Walkley had first become interested in soccer when he 'realised that so many people from overseas were making their homes in Australia'. From 1958 Ampol donated the winner's cup and prize-money for the pre-season competition in New South Wales and arranged for pre-season interstate champions to meet in a national knock-out competition. While president (1963-70) of the Australian Soccer Federation, he negotiated Australia's reaffiliation with the Fédération Internationale de Football Association in July 1963. Australia could again campaign for the World Cup, welcome international teams, and send its own national team abroad. Walkley became inaugural president of the Oceania conference of F.I.F.A in 1965, a post he relinquished in March 1970.
To be successful, sponsorship required publicists. Walkley courted the media and used charter flights to ferry journalists around the nation to special business and sporting occasions. He enjoyed the conviviality of these gatherings, and the goodwill that flowed from them. Announcing, shrewdly, that 'in all my experience with journalists I have never had a confidence broken', he had endowed the annual Walkley awards for journalism in 1956, to be administered by the Australian Journalists' Association. He always presented the awards himself and bequeathed $10,000 to the A.J.A. to perpetuate them.
Just as Walkley worked on forming a mutually advantageous relationship with the media, he believed that a successful enterprise flourished through loyalty given as well as received. When he retired as managing director of Ampol in March 1963, the then chairman of the board had been the accountant for the company's float in 1936, the deputy-chairman had been Alba's chairman in 1945, and three other board-members had begun as company employees. Whenever he spoke about management, Walkley emphasized that subordinates should be rewarded, materially and with public praise, for useful ideas and criticisms.
Walkley thrived on conversation and on informality. He loved talking, but not into microphones or camera lenses because his manner of speaking was vernacular and jocular. Among navy-clad businessmen he was the one in the powder-blue suit and matching bow-tie. Among a crowd of sportsmen he was the one with the most alarming tan, burnished by sunlight reflected from salt water—on Manly beach at daybreak, on his ocean cruiser Serena, and on the stateroom-deck of liners.
In 1960 Walkley joined the board of the Royal New South Wales Institution for Deaf and Blind Children and chaired a fund-raising committee of Sydney businessmen to help it build schools for the deaf and the blind at North Rocks, near Parramatta.
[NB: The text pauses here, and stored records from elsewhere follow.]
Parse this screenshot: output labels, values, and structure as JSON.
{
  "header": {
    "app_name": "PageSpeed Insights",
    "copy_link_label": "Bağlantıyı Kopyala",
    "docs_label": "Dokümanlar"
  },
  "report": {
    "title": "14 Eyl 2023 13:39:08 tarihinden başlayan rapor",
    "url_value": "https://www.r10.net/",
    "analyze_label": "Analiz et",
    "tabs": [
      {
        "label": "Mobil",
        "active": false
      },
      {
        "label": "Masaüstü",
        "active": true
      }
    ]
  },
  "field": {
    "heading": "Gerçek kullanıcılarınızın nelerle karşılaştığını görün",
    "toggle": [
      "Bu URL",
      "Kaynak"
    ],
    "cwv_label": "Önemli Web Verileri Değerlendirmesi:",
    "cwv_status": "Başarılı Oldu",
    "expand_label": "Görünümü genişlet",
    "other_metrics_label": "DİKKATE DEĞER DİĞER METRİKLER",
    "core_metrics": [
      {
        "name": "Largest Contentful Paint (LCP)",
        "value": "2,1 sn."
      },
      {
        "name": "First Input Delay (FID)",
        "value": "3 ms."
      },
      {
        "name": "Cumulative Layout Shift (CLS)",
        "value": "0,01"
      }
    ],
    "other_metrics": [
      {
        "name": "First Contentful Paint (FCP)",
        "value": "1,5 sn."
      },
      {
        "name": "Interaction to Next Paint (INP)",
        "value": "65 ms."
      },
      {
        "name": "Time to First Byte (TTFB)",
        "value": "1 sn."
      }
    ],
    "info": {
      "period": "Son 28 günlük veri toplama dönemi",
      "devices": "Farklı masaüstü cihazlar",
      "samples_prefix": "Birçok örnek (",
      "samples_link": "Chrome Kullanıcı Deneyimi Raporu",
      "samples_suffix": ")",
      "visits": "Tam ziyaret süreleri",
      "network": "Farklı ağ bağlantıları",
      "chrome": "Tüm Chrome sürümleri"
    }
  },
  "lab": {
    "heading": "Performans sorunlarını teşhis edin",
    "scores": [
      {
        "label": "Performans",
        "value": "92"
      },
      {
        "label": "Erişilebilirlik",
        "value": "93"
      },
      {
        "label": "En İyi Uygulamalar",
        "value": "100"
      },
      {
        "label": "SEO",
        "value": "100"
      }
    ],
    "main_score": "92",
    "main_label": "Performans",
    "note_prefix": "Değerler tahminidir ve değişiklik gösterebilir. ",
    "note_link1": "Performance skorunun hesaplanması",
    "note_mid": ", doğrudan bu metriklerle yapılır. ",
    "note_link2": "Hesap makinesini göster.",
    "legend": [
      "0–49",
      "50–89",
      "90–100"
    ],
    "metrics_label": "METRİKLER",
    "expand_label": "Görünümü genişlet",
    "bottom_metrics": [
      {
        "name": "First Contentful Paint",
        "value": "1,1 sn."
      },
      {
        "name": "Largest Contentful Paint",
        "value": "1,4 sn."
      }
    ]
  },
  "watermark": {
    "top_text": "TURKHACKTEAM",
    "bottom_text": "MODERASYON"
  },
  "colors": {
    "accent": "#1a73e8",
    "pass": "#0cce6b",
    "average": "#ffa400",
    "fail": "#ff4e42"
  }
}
In 1965 he became president of the institution. Two years later he visited every premier, minister of education and State director of education in an attempt to obtain endorsement and funding for a national school for the deaf-blind. Despite chronic illness, he remained president until his death.
Appointed C.B.E. in 1961, Walkley was knighted in 1967. Soon after, he retired from his directorships in Ampol, Ampol Exploration and Thiess. He died on 12 April 1976 at Manly District Hospital and was cremated with Anglican rites; his wife survived him. Walkley had told a journalist three years earlier, 'I've done everything I wanted to and enjoyed doing it too'. Childless, he left his wife $100,000 and a life interest in the residue of his estate. On her death, the money would establish the Sir William Walkley Trust for the benefit of the Royal New South Wales Institution for Deaf and Blind Children.
Barrie Dyster, 'Walkley, Sir William Gaston (1896–1976)', Australian Dictionary of Biography, National Centre of Biography, Australian National University, http://adb.anu.edu.au/biography/walkley-sir-william-gaston-11940/text21397, accessed 19 May 2013.
This article was first published in hardcopy in Australian Dictionary of Biography, Volume 16, (MUP), 2002